Just Posted

Surrey council sets new rules for Good Citizen of the Year award

Candidates have more hurdles to jump before getting nominated for the prestigious local title

OUR VIEW: Wards for Surrey worth a hard look

Ward system divvies up city into neighbourhoods with a council member representing an electoral region

‘Best of Cloverdale’ contest returns

Voters can cast ballots once a day until Sept. 5; enter to win $250 gift card for Save-On-Foods

Delta mayor launches new photo contest for kids

Kids can submit photos of their at-home activities for a chance to win gift cards from local businesses

White Rock funds cultural activities moved online by COVID-19

Museum, community orchestra receive production grants

Teachers to get 2 extra days to prepare for students’ return, now set for Sept. 10

Students will first start with orientation and learn rules of COVID-19 classroom policies

More charges laid against man accused of killing Red Deer doctor in walk-in clinic

Appearing before a judge, Deng Mabiour, 54, rambled about being sick and needing a doctor

Driver maces pedestrian after hit and run in Langley City

Police were on the scene at Michaud Crescent Wednesday morning

Teen killer Kelly Ellard gets day parole extension, allowing up to 5 days at home

Ellard is serving a life sentence for the 1997 murder of 14-year-old Reena Virk

Andrew Scheer likely marking last day in House of Commons as Opposition leader

Today’s Commons sitting is one of two scheduled for August

Deaths feared after train derails amid storms in Scotland

Stonehaven is on the line for passenger trains linking Aberdeen with the cities of Edinburgh and Glasgow

DFO says 5 aggrieved B.C First Nations were consulted on fisheries plan

Nuu-chah-nulth First Nations calls response ‘a sham,’ adding DFO never incorporates their views

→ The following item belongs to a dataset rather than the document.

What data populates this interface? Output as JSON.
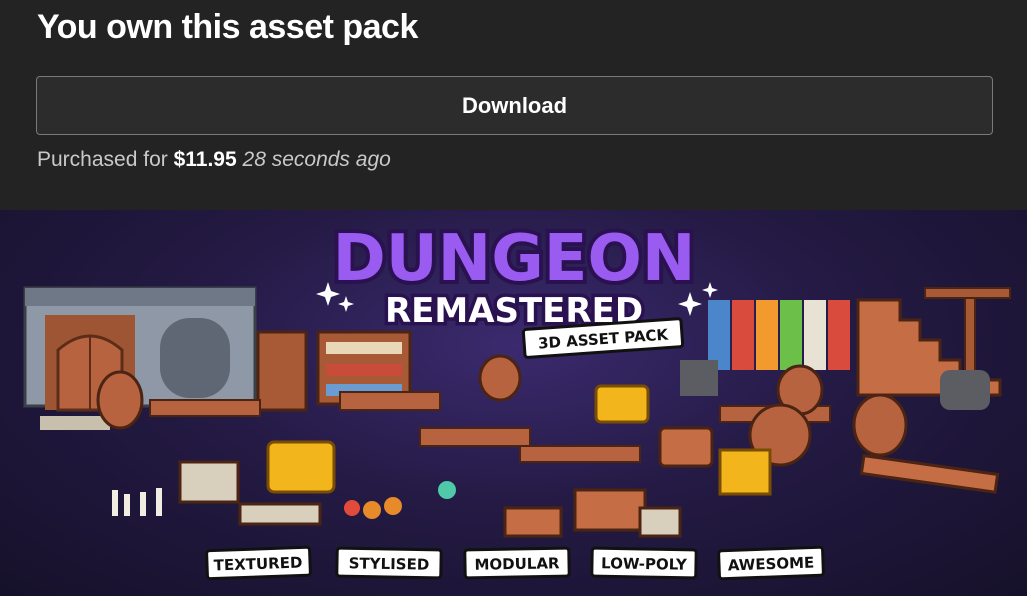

Friends do ‘amazing’ home makeover for retired police officer

Pitt Meadows RCMP veteran was away getting treatment for PTSD

Most Read